## Exercise brief
Search the entries below for "Nezadáno", and copy each line where it appears.

----- Source data

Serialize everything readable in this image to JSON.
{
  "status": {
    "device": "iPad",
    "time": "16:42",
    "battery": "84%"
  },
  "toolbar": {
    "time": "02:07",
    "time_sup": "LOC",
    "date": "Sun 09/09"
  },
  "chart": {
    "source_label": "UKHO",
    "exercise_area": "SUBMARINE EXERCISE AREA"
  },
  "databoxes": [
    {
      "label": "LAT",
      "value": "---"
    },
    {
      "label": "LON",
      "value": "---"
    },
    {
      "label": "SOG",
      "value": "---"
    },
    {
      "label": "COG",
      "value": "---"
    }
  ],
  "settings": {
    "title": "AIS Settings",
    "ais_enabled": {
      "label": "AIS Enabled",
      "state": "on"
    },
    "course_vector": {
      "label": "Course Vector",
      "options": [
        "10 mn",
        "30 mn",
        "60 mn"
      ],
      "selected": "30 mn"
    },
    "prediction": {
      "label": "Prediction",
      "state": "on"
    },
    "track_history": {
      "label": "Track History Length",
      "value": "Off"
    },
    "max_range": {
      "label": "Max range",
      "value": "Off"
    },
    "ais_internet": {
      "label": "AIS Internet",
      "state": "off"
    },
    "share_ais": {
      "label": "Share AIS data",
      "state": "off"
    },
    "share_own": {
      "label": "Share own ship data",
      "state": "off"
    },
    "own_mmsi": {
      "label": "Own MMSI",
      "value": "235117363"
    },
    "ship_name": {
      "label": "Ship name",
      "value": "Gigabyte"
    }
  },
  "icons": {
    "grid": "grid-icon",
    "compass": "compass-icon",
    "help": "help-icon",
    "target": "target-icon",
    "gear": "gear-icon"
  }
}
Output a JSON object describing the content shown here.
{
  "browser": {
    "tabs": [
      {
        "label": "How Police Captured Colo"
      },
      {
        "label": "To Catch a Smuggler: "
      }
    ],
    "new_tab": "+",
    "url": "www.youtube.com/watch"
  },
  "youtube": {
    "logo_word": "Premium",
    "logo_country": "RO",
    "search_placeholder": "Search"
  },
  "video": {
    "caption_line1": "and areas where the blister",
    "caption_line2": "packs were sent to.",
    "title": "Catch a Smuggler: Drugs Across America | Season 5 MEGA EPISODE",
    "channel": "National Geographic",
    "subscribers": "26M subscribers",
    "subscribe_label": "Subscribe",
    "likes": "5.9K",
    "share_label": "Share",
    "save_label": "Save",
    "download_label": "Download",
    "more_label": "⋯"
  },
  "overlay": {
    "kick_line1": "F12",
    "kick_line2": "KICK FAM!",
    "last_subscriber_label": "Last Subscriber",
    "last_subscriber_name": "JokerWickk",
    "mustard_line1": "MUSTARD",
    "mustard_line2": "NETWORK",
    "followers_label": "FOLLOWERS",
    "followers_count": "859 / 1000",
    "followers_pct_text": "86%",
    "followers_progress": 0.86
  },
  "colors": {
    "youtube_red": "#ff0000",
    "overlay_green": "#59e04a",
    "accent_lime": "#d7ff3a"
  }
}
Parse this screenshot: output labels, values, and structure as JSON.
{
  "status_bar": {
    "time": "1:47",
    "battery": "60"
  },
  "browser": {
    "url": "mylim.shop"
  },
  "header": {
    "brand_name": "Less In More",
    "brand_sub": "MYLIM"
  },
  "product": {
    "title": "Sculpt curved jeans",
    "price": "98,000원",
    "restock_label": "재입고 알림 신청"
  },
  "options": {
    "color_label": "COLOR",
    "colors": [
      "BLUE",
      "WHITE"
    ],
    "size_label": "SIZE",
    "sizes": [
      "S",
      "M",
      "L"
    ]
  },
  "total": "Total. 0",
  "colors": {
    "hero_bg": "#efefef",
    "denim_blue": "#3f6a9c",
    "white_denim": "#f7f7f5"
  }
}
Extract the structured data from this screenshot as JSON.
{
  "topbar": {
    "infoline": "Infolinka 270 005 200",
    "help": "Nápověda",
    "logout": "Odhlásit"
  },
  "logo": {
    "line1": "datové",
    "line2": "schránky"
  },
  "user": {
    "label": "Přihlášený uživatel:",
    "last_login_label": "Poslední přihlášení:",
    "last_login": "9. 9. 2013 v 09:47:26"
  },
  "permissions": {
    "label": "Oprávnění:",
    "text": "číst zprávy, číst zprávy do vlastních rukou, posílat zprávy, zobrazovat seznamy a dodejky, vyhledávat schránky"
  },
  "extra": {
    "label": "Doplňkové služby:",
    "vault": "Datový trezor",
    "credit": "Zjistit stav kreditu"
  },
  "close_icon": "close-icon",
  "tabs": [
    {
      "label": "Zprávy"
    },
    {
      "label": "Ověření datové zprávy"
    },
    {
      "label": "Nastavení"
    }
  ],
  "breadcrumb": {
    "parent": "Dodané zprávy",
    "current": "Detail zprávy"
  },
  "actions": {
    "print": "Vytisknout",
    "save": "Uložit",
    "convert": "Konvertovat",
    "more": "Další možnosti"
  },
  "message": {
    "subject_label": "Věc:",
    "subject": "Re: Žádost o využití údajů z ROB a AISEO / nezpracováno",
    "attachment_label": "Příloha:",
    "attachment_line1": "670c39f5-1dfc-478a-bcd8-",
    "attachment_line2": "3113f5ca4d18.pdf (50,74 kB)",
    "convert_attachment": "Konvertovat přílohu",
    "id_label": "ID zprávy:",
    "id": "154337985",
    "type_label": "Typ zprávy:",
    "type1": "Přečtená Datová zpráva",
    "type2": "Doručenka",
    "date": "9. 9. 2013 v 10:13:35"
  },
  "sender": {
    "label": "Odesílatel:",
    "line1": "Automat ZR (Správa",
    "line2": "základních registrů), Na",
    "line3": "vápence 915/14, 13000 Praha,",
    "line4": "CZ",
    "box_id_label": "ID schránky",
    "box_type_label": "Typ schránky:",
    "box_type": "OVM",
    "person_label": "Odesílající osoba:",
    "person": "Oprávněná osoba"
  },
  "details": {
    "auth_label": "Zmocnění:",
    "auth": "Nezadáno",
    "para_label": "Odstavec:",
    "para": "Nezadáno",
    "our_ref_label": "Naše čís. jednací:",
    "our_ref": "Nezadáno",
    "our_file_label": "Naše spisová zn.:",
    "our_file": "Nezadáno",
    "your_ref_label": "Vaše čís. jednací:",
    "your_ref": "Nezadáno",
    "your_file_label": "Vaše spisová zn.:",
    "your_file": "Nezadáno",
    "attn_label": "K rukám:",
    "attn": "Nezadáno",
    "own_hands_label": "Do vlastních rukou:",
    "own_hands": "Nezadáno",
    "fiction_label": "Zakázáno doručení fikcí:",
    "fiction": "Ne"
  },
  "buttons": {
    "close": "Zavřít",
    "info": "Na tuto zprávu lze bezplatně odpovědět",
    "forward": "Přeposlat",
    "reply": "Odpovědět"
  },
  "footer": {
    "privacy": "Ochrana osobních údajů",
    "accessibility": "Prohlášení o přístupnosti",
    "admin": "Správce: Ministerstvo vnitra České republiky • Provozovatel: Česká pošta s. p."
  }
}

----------

## Response for this exercise
    "auth": "Nezadáno",
    "para": "Nezadáno",
    "our_ref": "Nezadáno",
    "our_file": "Nezadáno",
    "your_ref": "Nezadáno",
    "your_file": "Nezadáno",
    "attn": "Nezadáno",
    "own_hands": "Nezadáno",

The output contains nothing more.